## TRY IT
Show the lines of the material that contain the word "axis".
● ● ● ● ●
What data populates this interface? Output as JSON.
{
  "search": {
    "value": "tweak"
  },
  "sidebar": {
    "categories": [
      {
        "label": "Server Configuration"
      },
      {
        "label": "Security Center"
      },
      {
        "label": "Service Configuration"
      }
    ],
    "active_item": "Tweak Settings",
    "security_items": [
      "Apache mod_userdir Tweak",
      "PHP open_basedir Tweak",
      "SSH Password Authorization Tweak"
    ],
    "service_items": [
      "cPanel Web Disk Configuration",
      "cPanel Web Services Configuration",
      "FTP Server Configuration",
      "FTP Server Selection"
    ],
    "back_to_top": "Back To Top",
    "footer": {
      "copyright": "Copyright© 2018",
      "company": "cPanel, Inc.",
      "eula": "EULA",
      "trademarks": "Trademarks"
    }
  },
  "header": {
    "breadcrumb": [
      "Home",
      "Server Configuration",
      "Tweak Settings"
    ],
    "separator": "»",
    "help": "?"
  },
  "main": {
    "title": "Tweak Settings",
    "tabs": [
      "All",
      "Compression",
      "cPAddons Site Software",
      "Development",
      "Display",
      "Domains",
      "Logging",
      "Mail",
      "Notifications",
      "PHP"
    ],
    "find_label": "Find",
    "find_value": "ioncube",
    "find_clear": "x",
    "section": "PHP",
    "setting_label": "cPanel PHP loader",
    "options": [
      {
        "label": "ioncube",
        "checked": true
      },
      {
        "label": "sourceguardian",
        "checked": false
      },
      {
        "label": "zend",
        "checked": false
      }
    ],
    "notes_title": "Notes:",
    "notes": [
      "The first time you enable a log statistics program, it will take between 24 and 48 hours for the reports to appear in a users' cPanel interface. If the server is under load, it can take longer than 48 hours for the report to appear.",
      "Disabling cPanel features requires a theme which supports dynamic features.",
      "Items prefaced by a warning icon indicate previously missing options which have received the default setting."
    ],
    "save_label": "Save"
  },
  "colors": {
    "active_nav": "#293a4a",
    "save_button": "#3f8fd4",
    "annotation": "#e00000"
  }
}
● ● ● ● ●
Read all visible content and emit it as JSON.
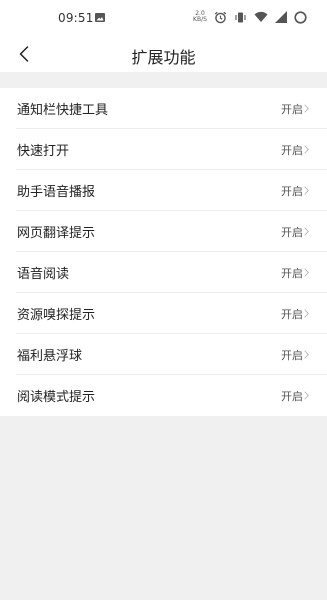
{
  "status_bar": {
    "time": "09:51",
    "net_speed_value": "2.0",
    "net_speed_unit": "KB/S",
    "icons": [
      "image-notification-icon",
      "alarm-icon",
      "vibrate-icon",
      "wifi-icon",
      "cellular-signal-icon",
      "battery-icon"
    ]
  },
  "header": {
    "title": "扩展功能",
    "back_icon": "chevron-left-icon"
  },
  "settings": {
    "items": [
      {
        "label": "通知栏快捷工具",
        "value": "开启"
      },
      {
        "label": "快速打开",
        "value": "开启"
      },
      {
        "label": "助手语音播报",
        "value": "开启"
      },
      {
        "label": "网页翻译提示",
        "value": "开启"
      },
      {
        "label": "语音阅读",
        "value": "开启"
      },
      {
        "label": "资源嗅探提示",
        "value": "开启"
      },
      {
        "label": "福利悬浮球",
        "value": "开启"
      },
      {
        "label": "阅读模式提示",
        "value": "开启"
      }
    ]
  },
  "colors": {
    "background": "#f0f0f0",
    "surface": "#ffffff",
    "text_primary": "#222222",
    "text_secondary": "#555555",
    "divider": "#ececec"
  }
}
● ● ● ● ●
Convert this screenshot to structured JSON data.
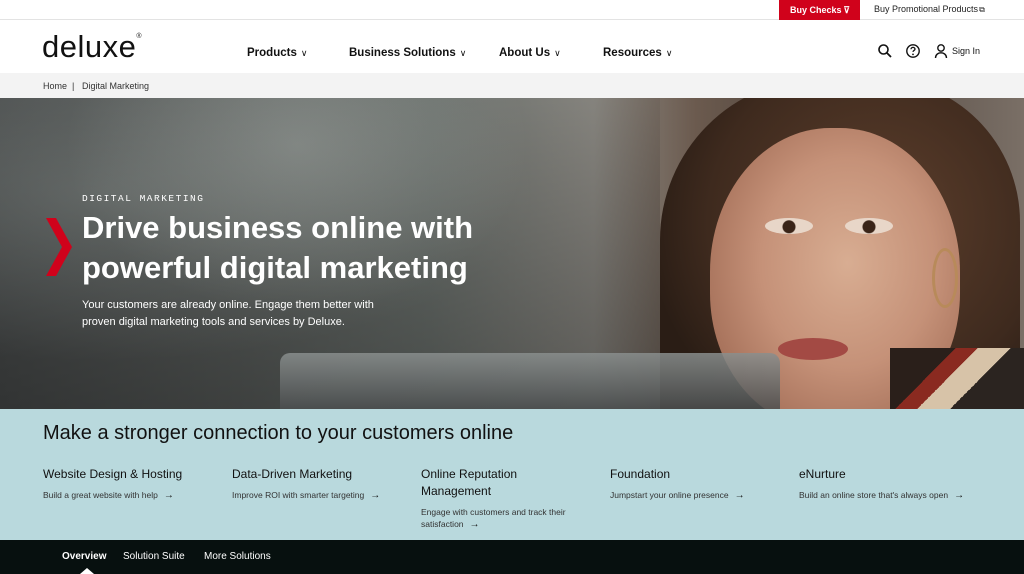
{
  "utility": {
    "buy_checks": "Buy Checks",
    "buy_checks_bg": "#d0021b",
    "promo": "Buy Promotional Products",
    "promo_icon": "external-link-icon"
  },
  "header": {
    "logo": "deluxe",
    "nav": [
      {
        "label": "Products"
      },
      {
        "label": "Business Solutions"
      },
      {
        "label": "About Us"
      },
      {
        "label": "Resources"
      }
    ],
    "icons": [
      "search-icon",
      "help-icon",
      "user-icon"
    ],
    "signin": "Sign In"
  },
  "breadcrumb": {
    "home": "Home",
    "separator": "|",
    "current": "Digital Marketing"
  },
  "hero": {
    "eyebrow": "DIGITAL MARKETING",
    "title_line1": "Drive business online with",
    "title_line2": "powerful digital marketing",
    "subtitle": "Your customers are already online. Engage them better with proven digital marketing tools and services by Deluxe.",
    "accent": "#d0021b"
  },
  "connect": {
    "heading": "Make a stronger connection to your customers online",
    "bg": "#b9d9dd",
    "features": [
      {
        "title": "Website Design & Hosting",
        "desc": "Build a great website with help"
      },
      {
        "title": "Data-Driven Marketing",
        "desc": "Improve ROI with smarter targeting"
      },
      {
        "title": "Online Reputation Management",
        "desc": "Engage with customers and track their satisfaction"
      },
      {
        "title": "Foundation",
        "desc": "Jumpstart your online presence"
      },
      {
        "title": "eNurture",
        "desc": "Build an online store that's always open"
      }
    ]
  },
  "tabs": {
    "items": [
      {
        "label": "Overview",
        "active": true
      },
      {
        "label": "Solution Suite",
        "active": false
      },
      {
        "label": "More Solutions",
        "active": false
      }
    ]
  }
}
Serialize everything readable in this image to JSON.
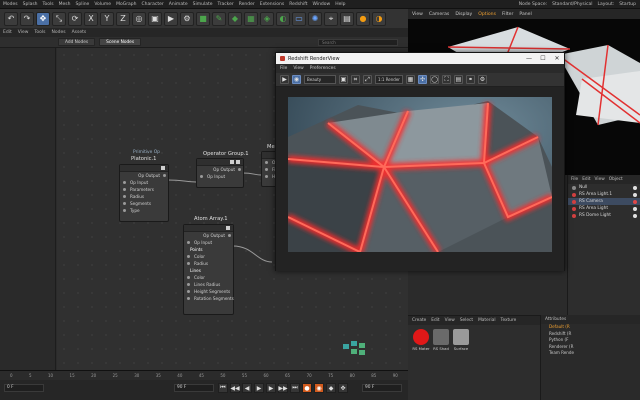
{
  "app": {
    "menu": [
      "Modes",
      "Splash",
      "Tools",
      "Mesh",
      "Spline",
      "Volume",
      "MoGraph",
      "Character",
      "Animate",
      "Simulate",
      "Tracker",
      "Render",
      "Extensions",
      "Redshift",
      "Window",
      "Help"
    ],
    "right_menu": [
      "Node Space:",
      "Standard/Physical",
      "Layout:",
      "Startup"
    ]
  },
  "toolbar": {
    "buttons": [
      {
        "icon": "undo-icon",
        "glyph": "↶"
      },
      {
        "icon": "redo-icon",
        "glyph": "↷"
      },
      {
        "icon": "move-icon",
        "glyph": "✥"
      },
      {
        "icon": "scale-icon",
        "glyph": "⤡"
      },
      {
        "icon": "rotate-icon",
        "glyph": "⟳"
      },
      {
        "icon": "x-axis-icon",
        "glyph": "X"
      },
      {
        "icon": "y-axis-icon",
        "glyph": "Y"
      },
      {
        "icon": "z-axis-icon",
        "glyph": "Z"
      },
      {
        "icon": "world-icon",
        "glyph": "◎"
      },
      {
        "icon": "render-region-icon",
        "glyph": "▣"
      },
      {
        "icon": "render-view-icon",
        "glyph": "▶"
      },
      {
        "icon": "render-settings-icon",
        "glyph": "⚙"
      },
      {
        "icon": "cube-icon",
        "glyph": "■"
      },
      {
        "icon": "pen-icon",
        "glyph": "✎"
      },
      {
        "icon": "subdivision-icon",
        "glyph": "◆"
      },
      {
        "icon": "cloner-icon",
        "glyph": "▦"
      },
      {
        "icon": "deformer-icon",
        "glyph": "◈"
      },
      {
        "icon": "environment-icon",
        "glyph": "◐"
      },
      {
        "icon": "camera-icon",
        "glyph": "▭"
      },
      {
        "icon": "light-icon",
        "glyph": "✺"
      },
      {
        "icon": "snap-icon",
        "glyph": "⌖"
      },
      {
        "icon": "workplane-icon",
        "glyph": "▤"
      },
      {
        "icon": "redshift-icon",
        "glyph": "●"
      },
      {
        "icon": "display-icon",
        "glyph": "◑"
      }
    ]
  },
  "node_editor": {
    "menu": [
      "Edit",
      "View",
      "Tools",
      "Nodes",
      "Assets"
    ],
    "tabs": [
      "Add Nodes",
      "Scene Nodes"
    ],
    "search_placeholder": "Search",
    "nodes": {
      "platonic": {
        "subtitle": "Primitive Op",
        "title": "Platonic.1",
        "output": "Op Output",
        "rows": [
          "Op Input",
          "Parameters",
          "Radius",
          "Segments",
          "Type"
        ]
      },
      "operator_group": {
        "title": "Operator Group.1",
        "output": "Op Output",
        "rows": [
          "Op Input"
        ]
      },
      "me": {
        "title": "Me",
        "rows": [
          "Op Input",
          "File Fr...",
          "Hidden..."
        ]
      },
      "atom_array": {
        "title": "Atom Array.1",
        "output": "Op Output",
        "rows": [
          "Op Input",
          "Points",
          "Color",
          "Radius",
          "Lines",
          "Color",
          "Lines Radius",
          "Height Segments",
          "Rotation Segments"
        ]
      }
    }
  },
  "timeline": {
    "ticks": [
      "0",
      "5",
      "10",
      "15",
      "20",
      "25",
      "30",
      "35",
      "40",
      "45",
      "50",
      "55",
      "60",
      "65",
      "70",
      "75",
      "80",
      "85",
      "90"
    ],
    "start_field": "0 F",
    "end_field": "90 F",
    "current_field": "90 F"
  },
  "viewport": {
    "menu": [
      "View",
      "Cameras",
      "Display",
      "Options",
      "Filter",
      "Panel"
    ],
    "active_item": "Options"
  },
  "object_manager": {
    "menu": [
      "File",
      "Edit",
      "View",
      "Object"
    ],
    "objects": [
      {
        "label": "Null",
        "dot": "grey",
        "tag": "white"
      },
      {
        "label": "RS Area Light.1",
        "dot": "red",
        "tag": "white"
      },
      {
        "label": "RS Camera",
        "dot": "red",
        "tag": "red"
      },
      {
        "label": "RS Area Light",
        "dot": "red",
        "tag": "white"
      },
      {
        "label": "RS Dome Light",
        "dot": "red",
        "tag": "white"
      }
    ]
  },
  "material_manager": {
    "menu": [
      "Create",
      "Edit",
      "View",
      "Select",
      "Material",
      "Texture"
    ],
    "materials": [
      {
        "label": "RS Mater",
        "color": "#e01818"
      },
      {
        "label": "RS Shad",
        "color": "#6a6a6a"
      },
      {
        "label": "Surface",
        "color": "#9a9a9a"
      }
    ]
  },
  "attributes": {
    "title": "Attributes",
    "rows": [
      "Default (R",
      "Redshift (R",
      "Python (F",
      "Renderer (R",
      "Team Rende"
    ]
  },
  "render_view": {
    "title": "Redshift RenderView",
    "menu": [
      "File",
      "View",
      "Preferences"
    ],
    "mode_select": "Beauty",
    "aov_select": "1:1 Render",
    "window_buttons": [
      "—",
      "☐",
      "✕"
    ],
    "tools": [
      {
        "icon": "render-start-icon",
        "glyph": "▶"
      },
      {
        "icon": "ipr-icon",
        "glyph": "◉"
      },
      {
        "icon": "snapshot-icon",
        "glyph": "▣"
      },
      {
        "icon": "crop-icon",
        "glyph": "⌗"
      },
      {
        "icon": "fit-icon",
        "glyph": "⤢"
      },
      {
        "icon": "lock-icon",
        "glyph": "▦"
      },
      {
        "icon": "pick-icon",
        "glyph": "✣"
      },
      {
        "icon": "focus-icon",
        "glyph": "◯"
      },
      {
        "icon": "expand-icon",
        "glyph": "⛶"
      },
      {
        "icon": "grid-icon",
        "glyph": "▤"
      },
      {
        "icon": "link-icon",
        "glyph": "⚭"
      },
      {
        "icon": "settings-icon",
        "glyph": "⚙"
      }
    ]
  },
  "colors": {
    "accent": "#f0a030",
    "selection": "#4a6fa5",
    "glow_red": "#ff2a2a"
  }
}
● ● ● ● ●
## YOUR RESPONSE
        "icon": "x-axis-icon",
        "icon": "y-axis-icon",
        "icon": "z-axis-icon",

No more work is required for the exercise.